Since Hurricane Maria ripped across Puerto Rico last week, President Trump has tweeted or retweeted more than 50 messages. Just one was about the hurricane.
“Governor @RicardoRossello, We are with you and the people of Puerto Rico,” Trump tweeted Wednesday, hours after Maria made landfall on the U.S. territory. “Stay safe! #PRStrong.”
Since then, Trump has largely focused his Twitter attention on a dispute with National Football League players kneeling during the national anthem, with more than a dozen tweets or retweets related to the protests.
“The issue of kneeling has nothing to do with race,” Trump tweeted early Monday in a flurry of Twitter posts defending his comments. “It is about respect for our Country, Flag and National Anthem. NFL must respect this!”
The issue of kneeling has nothing to do with race. It is about respect for our Country, Flag and National Anthem. NFL must respect this!
— Donald J. Trump (@realDonaldTrump) September 25, 2017
Many took notice of Trump’s passion for this issue and his relative silence on the ongoing crisis in Puerto Rico.
Your periodic reminder an entire island of millions of Americans is without power, in a desperate situation, and Trump is fighting the NFL.
— Garrett M. Graff (@vermontgmg) September 24, 2017
By the way, Trump’s Katrina is happening right now in Puerto Rico. He’s trolling the NFL while an entire US territory is devastated.
— Bob Cesca (@bobcesca_go) September 24, 2017
The population of Puerto Rico is larger than that of 21 US states. Would a similar crisis in Iowa get the same lack of attention?
— Ray Suarez (@RaySuarezNews) September 24, 2017
The Category 4 storm battered Puerto Rico, killing at least 10 people, leaving millions without power and virtually the entire island without cell phone communications. Officials say that 95 percent of the wireless towers were knocked out of service. And a major dam in northwest Puerto Rico holding back the waters of Lake Guajataca suffered a large crack and is threatening to collapse.
“The devastation in Puerto Rico has set us back nearly 20 to 30 years,” Jenniffer González-Colón, Puerto Rico’s nonvoting representative in the U.S. Congress, said Sunday. “The destruction of properties, of flattened structures, of families without homes, of debris everywhere. The island’s greenery is gone.”
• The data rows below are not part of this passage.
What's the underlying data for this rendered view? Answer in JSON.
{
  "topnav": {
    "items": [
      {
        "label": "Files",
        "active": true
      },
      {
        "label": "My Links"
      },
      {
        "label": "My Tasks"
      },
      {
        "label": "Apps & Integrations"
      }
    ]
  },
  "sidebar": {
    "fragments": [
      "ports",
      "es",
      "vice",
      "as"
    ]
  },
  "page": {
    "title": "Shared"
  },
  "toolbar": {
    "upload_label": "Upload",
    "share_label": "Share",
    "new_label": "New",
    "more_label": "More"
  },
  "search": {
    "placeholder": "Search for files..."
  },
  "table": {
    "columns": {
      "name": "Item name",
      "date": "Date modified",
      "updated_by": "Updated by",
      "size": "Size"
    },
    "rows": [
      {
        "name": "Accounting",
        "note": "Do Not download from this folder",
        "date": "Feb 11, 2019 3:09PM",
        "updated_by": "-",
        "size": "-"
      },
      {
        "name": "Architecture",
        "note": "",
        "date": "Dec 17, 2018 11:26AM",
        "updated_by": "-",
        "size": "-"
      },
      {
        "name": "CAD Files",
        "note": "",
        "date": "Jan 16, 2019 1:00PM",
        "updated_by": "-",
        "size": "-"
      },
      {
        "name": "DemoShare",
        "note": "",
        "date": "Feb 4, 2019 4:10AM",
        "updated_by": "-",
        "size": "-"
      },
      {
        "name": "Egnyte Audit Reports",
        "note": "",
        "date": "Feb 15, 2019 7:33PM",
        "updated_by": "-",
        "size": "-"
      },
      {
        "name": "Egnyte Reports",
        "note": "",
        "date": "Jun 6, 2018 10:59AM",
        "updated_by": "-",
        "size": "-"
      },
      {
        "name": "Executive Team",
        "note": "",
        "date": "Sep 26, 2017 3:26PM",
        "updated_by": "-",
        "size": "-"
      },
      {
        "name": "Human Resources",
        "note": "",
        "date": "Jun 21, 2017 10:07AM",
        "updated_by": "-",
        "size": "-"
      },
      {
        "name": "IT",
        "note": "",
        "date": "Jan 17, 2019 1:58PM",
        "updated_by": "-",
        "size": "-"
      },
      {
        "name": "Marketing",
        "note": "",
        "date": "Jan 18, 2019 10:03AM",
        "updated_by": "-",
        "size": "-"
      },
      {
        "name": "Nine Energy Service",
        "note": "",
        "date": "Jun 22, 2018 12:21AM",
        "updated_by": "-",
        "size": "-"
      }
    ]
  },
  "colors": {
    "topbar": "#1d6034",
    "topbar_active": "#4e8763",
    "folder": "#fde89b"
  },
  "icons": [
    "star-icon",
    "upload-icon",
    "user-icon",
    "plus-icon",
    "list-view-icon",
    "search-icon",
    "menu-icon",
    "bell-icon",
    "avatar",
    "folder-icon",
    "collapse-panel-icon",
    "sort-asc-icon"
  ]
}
A group of Puerto Rico mayors convened an emergency meeting with…